What to produce: Where does "real" appear in the data? Return each line that holds it.

== Data listing

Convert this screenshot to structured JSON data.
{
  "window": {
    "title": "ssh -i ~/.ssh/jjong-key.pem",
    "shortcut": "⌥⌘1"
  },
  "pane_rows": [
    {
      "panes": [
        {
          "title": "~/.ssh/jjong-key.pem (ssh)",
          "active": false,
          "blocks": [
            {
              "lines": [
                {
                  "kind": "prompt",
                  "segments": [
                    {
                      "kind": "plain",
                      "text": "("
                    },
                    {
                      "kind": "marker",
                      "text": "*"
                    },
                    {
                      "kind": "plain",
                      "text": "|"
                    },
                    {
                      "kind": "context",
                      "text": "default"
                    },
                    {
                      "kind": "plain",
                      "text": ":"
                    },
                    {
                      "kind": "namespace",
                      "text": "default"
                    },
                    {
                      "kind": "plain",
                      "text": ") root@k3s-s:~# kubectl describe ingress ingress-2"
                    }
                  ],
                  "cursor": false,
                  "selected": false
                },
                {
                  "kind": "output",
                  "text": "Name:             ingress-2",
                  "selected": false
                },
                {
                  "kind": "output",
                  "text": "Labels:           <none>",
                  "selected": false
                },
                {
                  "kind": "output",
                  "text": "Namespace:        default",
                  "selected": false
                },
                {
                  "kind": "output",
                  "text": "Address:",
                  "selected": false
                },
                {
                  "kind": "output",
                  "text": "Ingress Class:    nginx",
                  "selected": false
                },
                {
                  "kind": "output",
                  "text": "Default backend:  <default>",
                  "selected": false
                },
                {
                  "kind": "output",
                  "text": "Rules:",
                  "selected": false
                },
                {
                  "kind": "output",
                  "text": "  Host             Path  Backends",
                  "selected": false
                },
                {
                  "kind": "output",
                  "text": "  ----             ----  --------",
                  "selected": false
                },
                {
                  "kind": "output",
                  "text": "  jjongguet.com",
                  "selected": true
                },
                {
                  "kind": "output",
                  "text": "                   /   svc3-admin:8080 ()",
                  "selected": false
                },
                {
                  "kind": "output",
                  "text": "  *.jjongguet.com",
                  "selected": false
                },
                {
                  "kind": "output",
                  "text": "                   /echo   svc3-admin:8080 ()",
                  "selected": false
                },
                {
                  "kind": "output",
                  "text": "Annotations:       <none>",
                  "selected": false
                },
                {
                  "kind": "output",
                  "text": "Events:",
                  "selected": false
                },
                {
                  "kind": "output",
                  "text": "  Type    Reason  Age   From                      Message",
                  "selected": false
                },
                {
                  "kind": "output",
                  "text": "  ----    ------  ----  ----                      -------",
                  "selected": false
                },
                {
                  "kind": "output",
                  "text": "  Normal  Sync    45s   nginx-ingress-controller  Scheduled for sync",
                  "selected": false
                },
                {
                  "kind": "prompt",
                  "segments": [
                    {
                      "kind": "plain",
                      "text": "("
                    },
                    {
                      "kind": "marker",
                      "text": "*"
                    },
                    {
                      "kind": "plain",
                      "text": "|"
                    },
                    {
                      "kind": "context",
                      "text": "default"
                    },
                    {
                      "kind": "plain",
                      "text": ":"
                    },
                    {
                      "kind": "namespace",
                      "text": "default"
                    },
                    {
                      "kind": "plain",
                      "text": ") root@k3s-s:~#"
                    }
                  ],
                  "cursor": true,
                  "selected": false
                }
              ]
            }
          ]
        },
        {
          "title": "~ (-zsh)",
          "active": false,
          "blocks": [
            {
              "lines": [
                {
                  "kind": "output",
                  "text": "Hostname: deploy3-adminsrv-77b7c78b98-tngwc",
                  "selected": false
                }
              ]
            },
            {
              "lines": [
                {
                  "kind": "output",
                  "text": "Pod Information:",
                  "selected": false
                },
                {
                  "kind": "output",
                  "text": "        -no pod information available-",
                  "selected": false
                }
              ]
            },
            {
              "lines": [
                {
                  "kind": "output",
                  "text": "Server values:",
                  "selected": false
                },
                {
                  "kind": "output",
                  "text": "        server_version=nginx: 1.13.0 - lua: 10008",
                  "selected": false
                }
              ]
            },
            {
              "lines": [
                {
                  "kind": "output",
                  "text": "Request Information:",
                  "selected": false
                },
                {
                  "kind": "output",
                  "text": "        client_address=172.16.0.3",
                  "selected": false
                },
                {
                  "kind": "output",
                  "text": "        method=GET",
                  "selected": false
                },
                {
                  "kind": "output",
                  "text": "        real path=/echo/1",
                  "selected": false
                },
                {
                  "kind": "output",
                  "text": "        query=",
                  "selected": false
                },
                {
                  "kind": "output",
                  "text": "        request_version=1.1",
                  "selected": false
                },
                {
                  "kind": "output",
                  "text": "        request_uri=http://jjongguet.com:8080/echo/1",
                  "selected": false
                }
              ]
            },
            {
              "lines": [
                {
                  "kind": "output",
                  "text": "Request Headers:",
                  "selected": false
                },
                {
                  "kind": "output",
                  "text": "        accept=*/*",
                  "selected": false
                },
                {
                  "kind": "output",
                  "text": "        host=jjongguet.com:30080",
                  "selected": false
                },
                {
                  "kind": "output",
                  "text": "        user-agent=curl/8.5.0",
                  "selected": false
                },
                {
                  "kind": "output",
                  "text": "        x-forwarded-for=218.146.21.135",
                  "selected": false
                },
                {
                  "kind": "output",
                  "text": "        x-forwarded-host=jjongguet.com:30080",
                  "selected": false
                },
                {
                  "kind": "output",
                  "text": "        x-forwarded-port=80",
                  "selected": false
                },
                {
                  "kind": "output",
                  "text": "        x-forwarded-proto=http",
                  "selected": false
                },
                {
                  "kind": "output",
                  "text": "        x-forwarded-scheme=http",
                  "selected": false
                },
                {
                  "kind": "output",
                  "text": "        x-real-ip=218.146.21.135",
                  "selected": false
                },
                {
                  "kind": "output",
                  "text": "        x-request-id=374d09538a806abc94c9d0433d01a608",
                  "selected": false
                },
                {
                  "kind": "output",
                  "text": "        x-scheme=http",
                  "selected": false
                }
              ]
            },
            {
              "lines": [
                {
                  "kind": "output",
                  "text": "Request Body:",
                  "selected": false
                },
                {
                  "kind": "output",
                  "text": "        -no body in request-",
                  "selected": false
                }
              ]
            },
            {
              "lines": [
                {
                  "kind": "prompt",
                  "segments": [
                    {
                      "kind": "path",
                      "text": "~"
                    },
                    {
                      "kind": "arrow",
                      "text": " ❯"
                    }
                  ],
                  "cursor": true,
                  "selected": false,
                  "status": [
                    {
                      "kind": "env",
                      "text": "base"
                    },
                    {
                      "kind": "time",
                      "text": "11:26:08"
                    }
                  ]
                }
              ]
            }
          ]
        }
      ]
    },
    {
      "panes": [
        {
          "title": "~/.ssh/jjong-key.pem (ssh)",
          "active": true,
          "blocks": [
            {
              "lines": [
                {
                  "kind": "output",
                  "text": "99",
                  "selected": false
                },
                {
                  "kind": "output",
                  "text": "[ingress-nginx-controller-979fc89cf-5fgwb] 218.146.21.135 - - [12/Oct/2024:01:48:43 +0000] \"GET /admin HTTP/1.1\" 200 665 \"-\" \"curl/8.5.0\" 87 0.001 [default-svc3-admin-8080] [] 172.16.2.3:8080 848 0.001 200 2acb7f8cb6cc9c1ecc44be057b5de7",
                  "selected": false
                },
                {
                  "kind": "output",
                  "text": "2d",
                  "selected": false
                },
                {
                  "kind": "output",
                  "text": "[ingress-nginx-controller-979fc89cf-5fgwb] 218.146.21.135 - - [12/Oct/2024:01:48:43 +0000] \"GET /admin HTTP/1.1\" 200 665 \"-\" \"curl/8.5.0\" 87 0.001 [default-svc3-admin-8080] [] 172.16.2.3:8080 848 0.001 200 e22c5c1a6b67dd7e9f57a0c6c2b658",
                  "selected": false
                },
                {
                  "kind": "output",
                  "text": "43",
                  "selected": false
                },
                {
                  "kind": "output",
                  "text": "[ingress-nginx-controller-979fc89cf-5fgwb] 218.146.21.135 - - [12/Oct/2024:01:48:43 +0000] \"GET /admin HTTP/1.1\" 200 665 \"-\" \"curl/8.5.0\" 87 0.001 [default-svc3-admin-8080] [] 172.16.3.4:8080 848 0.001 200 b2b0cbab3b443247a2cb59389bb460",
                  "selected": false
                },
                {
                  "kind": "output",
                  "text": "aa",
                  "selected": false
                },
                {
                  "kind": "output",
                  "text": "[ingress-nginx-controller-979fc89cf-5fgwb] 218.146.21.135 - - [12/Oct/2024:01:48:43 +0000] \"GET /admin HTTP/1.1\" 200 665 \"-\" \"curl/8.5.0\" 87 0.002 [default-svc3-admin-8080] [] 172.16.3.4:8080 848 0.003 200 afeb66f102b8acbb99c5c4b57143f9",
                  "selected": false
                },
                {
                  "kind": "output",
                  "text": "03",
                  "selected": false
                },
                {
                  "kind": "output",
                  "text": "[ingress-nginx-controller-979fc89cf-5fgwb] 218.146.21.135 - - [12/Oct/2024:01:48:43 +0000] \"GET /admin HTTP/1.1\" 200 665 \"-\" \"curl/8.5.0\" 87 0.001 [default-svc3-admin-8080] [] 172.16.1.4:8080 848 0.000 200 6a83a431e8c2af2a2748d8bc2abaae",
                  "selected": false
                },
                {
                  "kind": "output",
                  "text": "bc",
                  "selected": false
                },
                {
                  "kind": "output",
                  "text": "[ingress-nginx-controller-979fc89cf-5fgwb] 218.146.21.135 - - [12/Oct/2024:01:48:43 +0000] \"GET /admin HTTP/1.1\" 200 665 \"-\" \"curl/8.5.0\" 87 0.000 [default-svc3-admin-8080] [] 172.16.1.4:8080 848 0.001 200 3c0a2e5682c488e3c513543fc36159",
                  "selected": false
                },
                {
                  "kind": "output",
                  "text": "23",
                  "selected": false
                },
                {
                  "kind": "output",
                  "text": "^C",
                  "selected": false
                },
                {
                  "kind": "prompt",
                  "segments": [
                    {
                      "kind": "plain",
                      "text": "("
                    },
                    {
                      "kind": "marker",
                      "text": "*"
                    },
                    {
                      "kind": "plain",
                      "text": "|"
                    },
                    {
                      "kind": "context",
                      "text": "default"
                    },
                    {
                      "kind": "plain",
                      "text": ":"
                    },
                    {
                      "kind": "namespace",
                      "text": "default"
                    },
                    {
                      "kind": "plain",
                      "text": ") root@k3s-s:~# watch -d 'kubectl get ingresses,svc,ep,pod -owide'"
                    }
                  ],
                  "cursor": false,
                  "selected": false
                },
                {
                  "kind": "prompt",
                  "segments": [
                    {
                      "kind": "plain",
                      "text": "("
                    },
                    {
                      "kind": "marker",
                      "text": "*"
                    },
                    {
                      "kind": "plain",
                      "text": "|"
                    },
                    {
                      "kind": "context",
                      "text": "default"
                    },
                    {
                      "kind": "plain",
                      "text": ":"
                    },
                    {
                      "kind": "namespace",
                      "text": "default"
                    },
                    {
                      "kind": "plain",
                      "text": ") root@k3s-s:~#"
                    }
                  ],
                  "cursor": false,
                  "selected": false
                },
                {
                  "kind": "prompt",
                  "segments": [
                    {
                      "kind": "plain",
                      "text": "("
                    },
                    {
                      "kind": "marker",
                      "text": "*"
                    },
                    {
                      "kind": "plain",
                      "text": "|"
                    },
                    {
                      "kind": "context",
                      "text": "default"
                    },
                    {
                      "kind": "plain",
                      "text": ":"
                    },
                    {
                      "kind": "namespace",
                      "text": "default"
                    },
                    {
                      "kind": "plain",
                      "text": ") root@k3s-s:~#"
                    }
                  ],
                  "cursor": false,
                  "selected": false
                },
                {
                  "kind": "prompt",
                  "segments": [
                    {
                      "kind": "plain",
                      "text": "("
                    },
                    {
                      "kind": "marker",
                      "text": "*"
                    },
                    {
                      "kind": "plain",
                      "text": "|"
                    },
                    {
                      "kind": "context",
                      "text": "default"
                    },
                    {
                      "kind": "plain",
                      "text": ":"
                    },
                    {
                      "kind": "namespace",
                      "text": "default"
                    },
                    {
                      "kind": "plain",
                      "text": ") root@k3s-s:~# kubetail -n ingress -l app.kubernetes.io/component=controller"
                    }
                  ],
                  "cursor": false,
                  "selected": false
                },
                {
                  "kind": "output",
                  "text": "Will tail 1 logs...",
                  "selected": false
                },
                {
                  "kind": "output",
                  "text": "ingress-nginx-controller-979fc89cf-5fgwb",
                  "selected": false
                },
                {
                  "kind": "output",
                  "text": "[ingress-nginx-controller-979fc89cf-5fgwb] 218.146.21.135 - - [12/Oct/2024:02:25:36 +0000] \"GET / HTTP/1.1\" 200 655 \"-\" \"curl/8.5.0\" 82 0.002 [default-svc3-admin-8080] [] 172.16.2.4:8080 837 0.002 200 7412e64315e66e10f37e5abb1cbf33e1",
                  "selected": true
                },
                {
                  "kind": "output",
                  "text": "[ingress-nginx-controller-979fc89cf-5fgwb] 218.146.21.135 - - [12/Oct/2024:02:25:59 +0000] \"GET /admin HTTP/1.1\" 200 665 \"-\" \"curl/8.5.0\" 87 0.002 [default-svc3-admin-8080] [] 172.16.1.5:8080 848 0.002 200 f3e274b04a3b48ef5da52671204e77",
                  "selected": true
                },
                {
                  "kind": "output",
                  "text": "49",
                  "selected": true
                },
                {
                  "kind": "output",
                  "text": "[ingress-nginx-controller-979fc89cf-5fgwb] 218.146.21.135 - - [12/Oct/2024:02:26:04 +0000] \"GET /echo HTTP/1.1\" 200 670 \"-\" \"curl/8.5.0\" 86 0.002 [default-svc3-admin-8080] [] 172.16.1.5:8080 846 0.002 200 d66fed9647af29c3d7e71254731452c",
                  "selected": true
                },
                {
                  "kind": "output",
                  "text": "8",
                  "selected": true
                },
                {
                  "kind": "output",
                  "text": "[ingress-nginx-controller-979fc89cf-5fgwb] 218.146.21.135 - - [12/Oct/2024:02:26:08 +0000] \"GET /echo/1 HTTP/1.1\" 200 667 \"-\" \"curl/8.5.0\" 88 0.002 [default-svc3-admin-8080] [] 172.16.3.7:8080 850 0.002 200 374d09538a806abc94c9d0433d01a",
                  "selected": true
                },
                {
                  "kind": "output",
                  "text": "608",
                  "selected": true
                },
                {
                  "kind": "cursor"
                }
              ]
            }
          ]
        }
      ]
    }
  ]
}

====

Completed exercise:
                  "text": "        real path=/echo/1",
                  "text": "        x-real-ip=218.146.21.135",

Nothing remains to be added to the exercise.